Sea of Cortez Whale ID
The Sea of Cortez is frequented by the largest and most varied population of whales in the world. To aid in identifying the whale you have spotted download & print our Sea of Cortez Whale Identification chart.
The lagoons of the Pacific coast of Baja have the greatest concentration of whales per square mile, but only from mid-December to mid-April, with the numbers peaking in January, February & March, and only Gray whales. The Sea of Cortez is blessed, maybe not with such great concentration of whales per square mile, but with a variety of whale species, and high chances that you will see some whale activity practically any time of the year.
The gray whale is the most common in the Sea of Cortez especially in the winter and spring months. Measuring up to fifty feet in length and weighing up to forty tons, it is the only species that take easily to shallow water.
The blue whale is the largest animal to ever live on this earth and can grow to over one hundred feet in length and one hundred and fifty tons in weight. They are also the loudest, a screaming blue whale can be heard for several miles underwater. Blue whales can be found in the Sea of Cortez year round but especially during the winter months when the water is cool. They seem to favor the islands near Loreto and the deeper waters of the southern Sea of Cortez. They are normally found some distance from shore.
Humpback whales are most easily spotted during winter, spring and summer. They are around the same weight and length of Gray Whales, but have a less streamlined shape. They are so named because they have an obvious hump on their back and for the way they curve their back when diving. A member of the rorqual whales, Humpbacks, like the Blue Whales, Fin Whales, Bryde’s Whales and Sei Whales, have dorsal fins and distinctive ventral grooves stretching from their jaws to their bellies. Their dorsal fins, as individually distinctive as human fingerprints, have been used by scientists to track individual whales. These giants have black dorsal coloration with white and mottled black underbellies. They are very active players in the water, breaching, splashing and slapping the water with their tails.
Other Rorqual Whales
The Bryde´s Whale, the Sei Whale, and the Fin Whale have similar ventral groves and dorsal fins. Bryde’s and Sei Whales are very similar in appearance with a slender body shape and blue-gray coloration. The Fin Whale is the second largest mammal on the planet, reaching lengths of close to ninety feet. It is named for its prominent rear dorsal fin. The Fin has a streamlined body, but is known for its v-shaped flat-topped head. The Fin can also be recognized by two distinctive chevron-type markings on its back. These whales frequent the Sea of Cortez year round.
The sperm whale's clicking vocalization, a form of communication is the loudest sound produced by any animal. It has the largest brain of any animal on Earth, more than five times heavier than a humans. Sperm whales can live for more than 60 years. These deep ocean divers inhabit all of the Earth’s oceans and are easily recognized by their distinctive squared-off head. Because they mainly hunt deep water squid, they are rarely seen along the coasts. Females, Calves and juvenile Sperm Whales do tend to inhabit sub-tropical and tropical waters and may be spotted at any time of year.

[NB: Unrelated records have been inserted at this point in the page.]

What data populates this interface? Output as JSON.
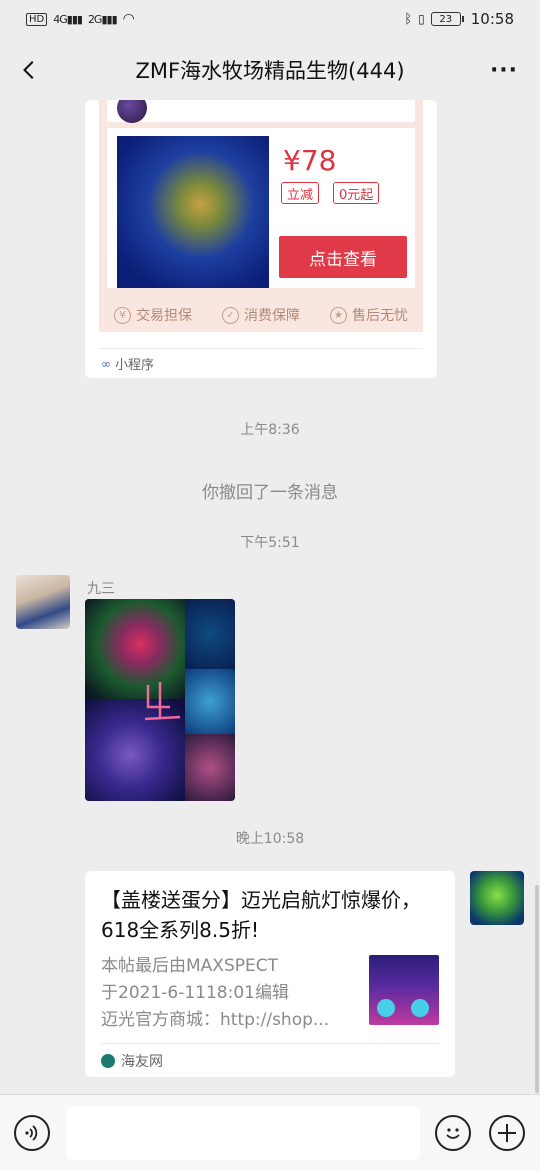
{
  "status_bar": {
    "left_signal_1": "4G",
    "left_signal_2": "2G",
    "battery": "23",
    "time": "10:58"
  },
  "header": {
    "title": "ZMF海水牧场精品生物(444)",
    "more_label": "···"
  },
  "mini_program_card": {
    "price": "¥78",
    "tag_1": "立减",
    "tag_2": "0元起",
    "button_label": "点击查看",
    "guarantees": [
      "交易担保",
      "消费保障",
      "售后无忧"
    ],
    "footer_label": "小程序"
  },
  "messages": {
    "timestamp_1": "上午8:36",
    "system_recall": "你撤回了一条消息",
    "timestamp_2": "下午5:51",
    "sender_name": "九三",
    "timestamp_3": "晚上10:58"
  },
  "link_card": {
    "title": "【盖楼送蛋分】迈光启航灯惊爆价，618全系列8.5折!",
    "desc_line_1": "本帖最后由MAXSPECT",
    "desc_line_2": "于2021-6-1118:01编辑",
    "desc_line_3": "迈光官方商城：http://shop...",
    "source": "海友网"
  },
  "input_bar": {
    "placeholder": ""
  },
  "colors": {
    "accent_red": "#e03a48",
    "background": "#ededed"
  }
}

Also known as the Killer Whale, Orcas can occasionally be seen near Cabo San Lucas. Unlike the other whales listed here, Orcas tend not to follow regular annual migration patterns, but rather pursue the available food. With their distinctive black and white markings and tall dorsal fins, these cetaceans are easily identified. The male Orca can grow to lengths of about thirty feet and weigh as mush as nine tons. These clever predators often feed on other mammals, such as Sea Lions, Harbor and Elephant Seals, Porpoises, Beluga Whales, Narwhals and even young Gray Whales. These hunters feast on squid, sharks, penguins, and fish such as tuna, salmon and herring.
- Remain at least 300 feet from whales
- Upon sighting stop your vessel, observe and then attempt to parallel the animal's course
- Avoid sudden changes to vessel speed and direction
- NEVER follow behind, approach animals head-on, encircle or trap them between your vessel and shore
- NEVER feed, or touch whales
- If they approach your vessel, maintain your course and speed. If the animals cut in front of your course, put the boat in neutral and wait until they clear your vessel
- Limit your viewing time to 30 min. to avoid creating unnecessary stress for the animals
Museo de la Ballena
For more information and a great experience visit the Whale Museum (Museo de la Ballena) on the Malecón at the 16th of Septiembre in La Paz. They are open Tuesday through Sunday and offer tours in English and Spanish.